However if they were to demolish everything else, rebuild and then refurbish the Fitzwilliam building they would get the desired result in terms of an efficient workspace.
Certainly rebuilding the James Place East elevation would do no harm.
As to the argument that the ESB move out to a more suitable location I would be nervous about that as we would end up with another vast empty complex beyond the scope of any new breed of developer. At least the ESB seem to have ability to bankroll the development.
Thank you for your comments. I appreciated your nervousness about what would happen to the site were the ESB to move out, but the alternative – that they stay and build the proposed pastiche – is really not tolerable. And there is absolutely no reason, other than historical, why the company should remain in its present location; most similar organisations have long since moved to purpose-built premises further out of the city centre. What is needed are flair and imagination, two qualities sadly in short supply in this country.
I met the late Arthur Gibney at a construction industry federation christmas drinks thing inthe camden court hotel some years ago. He had since done a masters on Georgian buildings. I was introduced by a mutual friend and began to speak on the subject; ‘I believe you are an expert on Georgian buildings’ i offered, ‘well, not an expert’ he modestly replied. In an attempt to be funny i said ‘what is you favourite georgian building, from amongst all the ones you’ve pulled down’? I received an icy stare in response and was obliged to shuffle off in embarrasement…..
The lack of “flair and imagination” … I could not agree more!
Thanks for your comment; I do think the hopeless design really helps to give “pastiche” a bad name…
Ah .. your pithy responses always bring a smile.
One has to smile otherwise we’d all be in distress over the philistines at large.
Most kind of you to say so – one tries to please.
The 1960’ies was such an bad era for conservation, concerning urban planning and the upkeep and restoration of significant old and historic buildings.
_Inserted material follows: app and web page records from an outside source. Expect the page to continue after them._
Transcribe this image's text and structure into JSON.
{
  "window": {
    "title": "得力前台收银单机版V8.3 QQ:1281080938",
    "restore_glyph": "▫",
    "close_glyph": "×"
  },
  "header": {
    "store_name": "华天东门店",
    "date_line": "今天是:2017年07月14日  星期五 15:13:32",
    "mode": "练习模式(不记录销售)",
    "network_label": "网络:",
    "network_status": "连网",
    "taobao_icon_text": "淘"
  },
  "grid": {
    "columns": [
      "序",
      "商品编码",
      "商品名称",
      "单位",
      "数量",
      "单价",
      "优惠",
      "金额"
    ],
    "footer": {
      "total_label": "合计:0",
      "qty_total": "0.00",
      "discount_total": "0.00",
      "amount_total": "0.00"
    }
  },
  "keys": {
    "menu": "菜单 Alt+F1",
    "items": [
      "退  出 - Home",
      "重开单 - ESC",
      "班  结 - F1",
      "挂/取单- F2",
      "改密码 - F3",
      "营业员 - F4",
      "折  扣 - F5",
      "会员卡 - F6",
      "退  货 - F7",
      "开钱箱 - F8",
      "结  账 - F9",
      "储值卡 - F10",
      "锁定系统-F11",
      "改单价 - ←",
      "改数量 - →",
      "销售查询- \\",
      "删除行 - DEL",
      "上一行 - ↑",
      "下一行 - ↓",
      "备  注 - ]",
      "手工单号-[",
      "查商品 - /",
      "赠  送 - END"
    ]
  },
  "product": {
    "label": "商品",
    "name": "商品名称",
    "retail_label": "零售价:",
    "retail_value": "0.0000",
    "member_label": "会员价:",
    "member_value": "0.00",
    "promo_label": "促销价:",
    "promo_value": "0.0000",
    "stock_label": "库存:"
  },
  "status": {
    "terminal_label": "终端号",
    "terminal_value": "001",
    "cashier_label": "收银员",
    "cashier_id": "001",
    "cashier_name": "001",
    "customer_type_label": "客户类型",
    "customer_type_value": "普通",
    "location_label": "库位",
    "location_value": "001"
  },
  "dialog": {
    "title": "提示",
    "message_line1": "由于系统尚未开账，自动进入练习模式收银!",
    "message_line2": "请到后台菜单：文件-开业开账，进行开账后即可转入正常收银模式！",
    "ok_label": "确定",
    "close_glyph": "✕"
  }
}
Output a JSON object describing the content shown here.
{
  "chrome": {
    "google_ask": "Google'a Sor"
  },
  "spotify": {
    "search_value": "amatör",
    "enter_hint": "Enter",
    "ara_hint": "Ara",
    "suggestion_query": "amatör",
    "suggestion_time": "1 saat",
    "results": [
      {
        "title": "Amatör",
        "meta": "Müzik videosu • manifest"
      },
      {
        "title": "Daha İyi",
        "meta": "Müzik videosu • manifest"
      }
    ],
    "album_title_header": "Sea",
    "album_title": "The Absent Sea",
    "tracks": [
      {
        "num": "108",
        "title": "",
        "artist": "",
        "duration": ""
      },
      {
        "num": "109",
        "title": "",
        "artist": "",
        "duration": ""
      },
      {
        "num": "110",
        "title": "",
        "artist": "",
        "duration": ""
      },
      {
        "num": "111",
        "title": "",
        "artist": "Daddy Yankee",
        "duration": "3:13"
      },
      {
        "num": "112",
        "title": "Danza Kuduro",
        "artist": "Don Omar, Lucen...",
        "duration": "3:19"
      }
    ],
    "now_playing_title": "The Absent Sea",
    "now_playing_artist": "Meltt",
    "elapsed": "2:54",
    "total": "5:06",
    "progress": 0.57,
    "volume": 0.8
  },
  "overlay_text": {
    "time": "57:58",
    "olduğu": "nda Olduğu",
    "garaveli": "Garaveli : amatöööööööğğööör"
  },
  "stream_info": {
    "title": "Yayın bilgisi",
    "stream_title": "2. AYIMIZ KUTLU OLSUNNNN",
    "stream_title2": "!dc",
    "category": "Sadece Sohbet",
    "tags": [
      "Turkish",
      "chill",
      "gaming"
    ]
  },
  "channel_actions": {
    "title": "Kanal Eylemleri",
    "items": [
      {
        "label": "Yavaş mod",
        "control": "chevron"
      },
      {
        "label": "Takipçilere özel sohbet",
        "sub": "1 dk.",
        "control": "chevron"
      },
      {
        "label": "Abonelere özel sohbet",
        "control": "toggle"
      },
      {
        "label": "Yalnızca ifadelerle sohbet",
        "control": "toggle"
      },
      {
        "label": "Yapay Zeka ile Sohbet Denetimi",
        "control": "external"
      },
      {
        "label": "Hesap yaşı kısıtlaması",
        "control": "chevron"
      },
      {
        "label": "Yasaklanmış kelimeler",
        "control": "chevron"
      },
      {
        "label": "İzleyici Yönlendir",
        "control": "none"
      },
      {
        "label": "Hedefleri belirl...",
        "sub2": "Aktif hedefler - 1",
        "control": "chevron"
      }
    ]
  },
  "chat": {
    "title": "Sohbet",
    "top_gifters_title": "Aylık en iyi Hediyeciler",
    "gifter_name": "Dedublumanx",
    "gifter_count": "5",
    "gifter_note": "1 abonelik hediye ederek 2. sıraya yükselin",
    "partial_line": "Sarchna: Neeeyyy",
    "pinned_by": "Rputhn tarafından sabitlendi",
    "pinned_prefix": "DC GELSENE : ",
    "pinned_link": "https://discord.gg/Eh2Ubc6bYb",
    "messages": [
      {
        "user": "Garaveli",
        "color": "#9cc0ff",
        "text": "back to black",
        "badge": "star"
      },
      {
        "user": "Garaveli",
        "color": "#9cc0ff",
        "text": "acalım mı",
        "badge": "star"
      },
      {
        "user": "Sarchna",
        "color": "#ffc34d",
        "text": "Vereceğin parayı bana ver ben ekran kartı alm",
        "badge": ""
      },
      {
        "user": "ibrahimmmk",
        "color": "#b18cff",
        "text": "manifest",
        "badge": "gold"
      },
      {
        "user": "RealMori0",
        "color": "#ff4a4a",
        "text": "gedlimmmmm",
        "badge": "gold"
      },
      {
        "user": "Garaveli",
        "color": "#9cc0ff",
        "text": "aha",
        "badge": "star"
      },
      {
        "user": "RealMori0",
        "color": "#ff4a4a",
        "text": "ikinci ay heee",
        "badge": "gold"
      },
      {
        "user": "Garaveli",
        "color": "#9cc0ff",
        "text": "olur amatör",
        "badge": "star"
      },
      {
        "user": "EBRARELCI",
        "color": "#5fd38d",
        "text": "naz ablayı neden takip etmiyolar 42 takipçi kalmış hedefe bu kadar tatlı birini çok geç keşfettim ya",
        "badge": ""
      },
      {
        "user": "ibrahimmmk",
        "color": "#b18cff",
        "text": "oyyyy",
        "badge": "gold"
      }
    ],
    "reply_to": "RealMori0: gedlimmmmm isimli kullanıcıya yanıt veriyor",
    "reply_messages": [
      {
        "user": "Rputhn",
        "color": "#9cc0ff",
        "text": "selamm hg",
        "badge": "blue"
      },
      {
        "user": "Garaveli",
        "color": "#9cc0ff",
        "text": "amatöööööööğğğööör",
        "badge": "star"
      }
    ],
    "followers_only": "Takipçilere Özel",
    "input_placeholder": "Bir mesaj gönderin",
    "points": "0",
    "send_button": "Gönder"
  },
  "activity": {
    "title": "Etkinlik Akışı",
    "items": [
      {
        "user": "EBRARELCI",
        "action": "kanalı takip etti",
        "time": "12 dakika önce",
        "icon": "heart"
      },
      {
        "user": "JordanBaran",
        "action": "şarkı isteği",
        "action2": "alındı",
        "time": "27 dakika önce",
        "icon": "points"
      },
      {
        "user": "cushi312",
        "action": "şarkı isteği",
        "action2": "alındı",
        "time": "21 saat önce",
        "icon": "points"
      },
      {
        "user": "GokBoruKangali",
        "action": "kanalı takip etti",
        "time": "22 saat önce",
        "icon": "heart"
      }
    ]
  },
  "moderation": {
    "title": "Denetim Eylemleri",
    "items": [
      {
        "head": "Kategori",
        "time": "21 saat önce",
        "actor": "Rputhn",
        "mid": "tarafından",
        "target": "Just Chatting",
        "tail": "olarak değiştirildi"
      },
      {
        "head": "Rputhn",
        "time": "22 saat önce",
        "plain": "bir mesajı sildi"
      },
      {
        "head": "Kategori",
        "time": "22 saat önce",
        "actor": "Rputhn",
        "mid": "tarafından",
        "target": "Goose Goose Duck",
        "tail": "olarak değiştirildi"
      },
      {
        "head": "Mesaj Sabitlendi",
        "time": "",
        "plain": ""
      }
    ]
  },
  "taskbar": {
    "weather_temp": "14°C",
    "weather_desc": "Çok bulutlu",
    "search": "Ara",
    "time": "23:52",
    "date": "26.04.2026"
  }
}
Its the same in most major cities around Europe, if war didn’t flattened it all bulldozers and ‘progress’ came and did more damage later.
I often walk the streets of Copenhagen (or any small or bigger city) and wonder how that was ever allowed when I see the concrete monsters mostly from the 1960ies – and also later examples can be really ugly and insensitive.
I think the conservationist climate is better today, even if its often a struggle up hill in many cases. Money talks and signs of being a major modern city is often considered to be lots of new often noisy and brutal architecture and especially lots of tall buildings in concrete and glass.
Where destruction has been really bad in a historic environment – why not rebuilt a replica with all the modern comforts inside… its a bit like plastic surgery. One aim to reconstruct what was loved familiar and recognizable instead of waking up with the face of a stranger.
By the way – the Grafton proposal looks like an essay in Danish brickwork Architecture from the 1950ies – Frederiksberg Town hall is a good example.
Thank you for your observations. Not just the 1960s but the ’70s and ’80s in Ireland were also pretty bad from the point of view of conservation. Things are somewhat better today but one can never believe the battle is completely won, not least because as you say, money talks (in fact it shouts).
As an aside, my father worked for Northern Irish Electricity, and he told me that when anyone from the north came down for a meeting with their southern counterparts, the person you were visiting would meet you at the entrance and escort you back to their office, as the old Georgian buildings were such a warren that it was near impossible to find your way around!
Yes, seemingly the terrace of old houses had become a complete warren by the time so many of them had passed into the ESB’s possession. The obvious thing would have been to move to a purpose-built site, but of course the obvious course is rarely the one taken…
‘A physician can bury his mistakes, an architect can only encourage his patron to plant ivy’.